▶ Exercise
Where the string "icon" occurs in a line of the entries below, copy that line.

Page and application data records
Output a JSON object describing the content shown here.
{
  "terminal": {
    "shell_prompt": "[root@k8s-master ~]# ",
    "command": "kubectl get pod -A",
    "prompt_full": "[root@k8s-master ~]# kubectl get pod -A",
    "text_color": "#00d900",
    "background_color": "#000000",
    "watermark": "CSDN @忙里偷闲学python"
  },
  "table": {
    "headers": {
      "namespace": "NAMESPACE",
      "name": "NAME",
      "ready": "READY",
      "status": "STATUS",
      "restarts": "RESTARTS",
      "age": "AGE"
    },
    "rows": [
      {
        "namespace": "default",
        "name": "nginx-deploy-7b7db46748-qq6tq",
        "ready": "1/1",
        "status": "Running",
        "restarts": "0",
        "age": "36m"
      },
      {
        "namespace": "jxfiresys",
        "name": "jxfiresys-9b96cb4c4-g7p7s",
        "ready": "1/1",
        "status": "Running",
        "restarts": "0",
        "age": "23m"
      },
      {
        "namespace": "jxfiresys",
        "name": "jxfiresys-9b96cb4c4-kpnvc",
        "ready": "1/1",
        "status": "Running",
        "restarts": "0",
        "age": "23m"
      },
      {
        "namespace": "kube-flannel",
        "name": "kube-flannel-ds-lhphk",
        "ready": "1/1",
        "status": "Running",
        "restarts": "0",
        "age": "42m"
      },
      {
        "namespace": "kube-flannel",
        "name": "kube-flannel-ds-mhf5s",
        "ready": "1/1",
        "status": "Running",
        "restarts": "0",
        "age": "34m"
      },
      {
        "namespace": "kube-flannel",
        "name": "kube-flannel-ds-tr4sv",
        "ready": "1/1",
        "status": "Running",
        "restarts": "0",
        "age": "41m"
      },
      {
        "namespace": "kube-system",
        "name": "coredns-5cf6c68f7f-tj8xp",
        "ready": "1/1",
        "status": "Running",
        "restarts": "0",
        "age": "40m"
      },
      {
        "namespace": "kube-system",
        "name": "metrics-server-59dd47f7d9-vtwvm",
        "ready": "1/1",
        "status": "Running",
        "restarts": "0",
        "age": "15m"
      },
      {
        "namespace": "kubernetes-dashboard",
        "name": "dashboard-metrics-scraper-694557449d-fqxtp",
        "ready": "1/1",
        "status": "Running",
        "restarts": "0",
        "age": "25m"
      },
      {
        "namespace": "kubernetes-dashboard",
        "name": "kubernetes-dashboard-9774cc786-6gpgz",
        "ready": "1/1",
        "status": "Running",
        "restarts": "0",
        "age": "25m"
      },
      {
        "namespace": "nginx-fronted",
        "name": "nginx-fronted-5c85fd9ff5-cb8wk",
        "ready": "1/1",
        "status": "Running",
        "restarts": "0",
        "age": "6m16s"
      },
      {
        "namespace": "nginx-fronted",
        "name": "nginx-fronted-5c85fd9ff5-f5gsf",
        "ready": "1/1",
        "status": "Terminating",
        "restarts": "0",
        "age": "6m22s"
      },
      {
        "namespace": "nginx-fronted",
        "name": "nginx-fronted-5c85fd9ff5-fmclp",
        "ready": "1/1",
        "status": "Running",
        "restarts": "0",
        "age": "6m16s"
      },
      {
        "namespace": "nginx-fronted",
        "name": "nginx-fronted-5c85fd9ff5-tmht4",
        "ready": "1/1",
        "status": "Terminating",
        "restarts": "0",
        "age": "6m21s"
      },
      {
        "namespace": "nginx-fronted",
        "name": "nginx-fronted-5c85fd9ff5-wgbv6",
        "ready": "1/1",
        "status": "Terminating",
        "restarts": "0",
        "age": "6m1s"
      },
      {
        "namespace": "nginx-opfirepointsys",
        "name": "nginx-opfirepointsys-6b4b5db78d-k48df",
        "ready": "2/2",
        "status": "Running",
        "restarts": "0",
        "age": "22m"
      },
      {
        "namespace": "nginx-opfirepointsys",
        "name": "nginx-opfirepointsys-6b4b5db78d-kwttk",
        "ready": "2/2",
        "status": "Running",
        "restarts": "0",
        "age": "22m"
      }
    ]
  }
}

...

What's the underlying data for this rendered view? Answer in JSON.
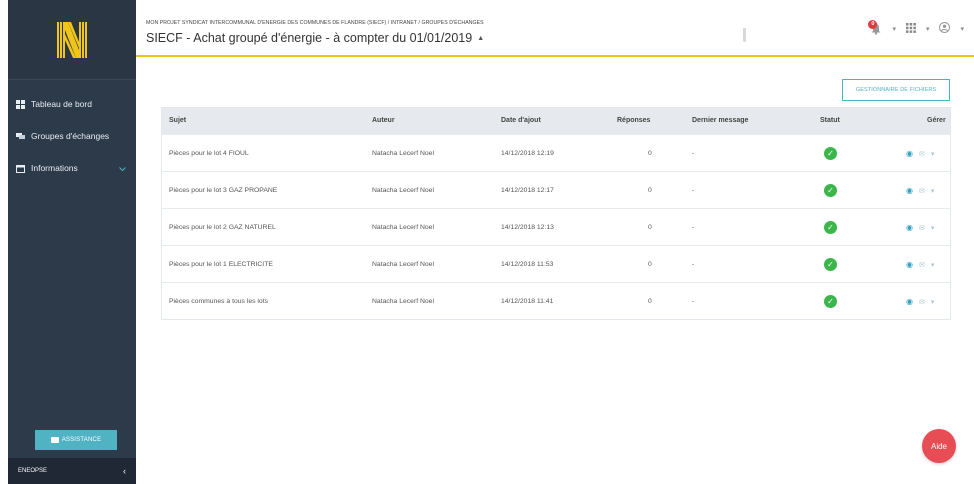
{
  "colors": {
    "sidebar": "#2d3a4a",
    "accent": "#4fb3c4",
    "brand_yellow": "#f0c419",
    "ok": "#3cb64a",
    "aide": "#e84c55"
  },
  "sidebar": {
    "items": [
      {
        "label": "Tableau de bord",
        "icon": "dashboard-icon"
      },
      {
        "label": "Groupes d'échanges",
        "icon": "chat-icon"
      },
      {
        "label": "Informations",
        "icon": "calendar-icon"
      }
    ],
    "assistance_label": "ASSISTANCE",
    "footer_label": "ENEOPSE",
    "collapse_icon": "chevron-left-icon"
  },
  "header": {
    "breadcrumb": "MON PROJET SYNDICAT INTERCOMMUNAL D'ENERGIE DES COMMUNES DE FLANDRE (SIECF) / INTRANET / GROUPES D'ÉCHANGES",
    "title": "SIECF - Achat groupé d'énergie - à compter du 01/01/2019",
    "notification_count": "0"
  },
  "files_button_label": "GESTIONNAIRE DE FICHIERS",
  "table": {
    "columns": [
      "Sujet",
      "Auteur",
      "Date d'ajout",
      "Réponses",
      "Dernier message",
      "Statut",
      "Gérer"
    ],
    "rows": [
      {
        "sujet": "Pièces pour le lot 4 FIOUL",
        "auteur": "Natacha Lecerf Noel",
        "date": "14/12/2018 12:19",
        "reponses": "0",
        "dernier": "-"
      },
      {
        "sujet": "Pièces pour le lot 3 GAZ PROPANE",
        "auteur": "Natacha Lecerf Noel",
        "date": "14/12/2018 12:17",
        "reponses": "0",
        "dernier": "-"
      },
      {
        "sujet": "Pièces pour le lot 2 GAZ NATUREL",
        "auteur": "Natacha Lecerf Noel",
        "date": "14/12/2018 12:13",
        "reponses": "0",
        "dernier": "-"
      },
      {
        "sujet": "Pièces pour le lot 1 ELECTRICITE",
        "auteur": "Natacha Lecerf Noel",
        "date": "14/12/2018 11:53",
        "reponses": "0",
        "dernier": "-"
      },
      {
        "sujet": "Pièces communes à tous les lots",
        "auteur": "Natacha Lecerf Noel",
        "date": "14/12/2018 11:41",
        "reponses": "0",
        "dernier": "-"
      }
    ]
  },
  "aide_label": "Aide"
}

▶ Completed task
        "icon": "dashboard-icon"
        "icon": "chat-icon"
        "icon": "calendar-icon"
    "collapse_icon": "chevron-left-icon"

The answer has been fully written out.